old-timer Michigan Payloader in our neighbor’s gravel
pit. As the crow flies the gravel pit is only a couple
of miles away. But getting there involves driving mostly
on farm roads and crossing a homemade bridge that spans
the North Branch of Whitney Brook. A round trip between
the gravel pit and our farm takes a full half-hour. Amidst
the mud and the snow and the cold wind in the gravel
pit, Caleb and Justin had to repair both heavy
cylinder heads on the Payloader’s engine. It’s now
running good once again, but the breakdown has set us
back. So far, Caleb has hauled over eighty 12-yard loads
of gravel in our Dump Truck for the mainline project. In
this shot Caleb (bent over) and Justin make a minor
repair on our Case 125 Excavator used for digging
trenches and digging ponds. They have capped off the
mainline for this year and have now shifted to other
projects as Fall quickly shifts over to Winter.
photo taken this week, Caleb – borrowing our neighbor’s
tractor trailer – practices on our driveway backing up
for the Road Test for his Class A - CDL or Commercial
Drivers’ License. Among other requirements, in order to
pass his Road Test he was going to need to demonstrate
to the State examiner his ability to back up a big rig
from a city street into a narrow side alley as
represented by the orange cones. Last Fall Caleb had
dropped everything and left the farm to help his
brother-in-law, Ed, during a nine-day emergency. Ed is

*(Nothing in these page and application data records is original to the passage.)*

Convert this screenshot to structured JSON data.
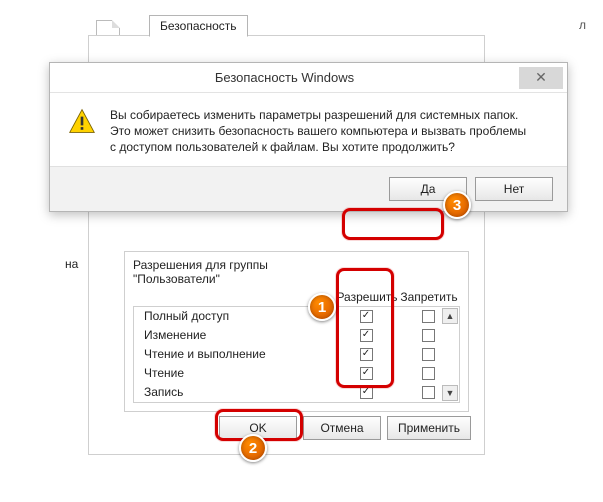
{
  "tab": {
    "security": "Безопасность"
  },
  "stray_letter": "л",
  "dialog": {
    "title": "Безопасность Windows",
    "message": "Вы собираетесь изменить параметры разрешений для системных папок. Это может снизить безопасность вашего компьютера и вызвать проблемы с доступом пользователей к файлам. Вы хотите продолжить?",
    "yes": "Да",
    "no": "Нет",
    "close": "✕"
  },
  "perm": {
    "side_label": "на",
    "title": "Разрешения для группы \"Пользователи\"",
    "allow_header": "Разрешить",
    "deny_header": "Запретить",
    "rows": [
      {
        "name": "Полный доступ",
        "allow": true,
        "deny": false
      },
      {
        "name": "Изменение",
        "allow": true,
        "deny": false
      },
      {
        "name": "Чтение и выполнение",
        "allow": true,
        "deny": false
      },
      {
        "name": "Чтение",
        "allow": true,
        "deny": false
      },
      {
        "name": "Запись",
        "allow": true,
        "deny": false
      }
    ]
  },
  "buttons": {
    "ok": "OK",
    "cancel": "Отмена",
    "apply": "Применить"
  },
  "annotations": {
    "n1": "1",
    "n2": "2",
    "n3": "3"
  }
}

an electrical lineman foreman for a local Town-owned
Aroostook County power company.
aftermath of a severe Tropical Storm had brought
downed-trees, downed-lines and power outages to
extensive parts of Massachusetts and Connecticut.
Outside aid was requested. With just a few hours lead
time, Ed drove down a Utility truck and Caleb joined on
as Ed’s designated ‘helper’ to meet the mutual aid
requirements for the standard two-man crew. After that
experience, Caleb decided he could be more useful if he
had his own CDL. Last year he took and passed the
written test. It took this long for him to find the time
to finally take the Road Test. Caleb did pass his final
test and is now fully credentialed to drive commercial
loads and big rigs.
Quick Links to
Caleb & Jim & Megan Gerritsen
Wood Prairie Family Farm
49 Kinney Road
Bridgewater, Maine 04735
(207) 429 - 9765 / 207
(429) - 9682
Certified Organic From Farm to Mailbox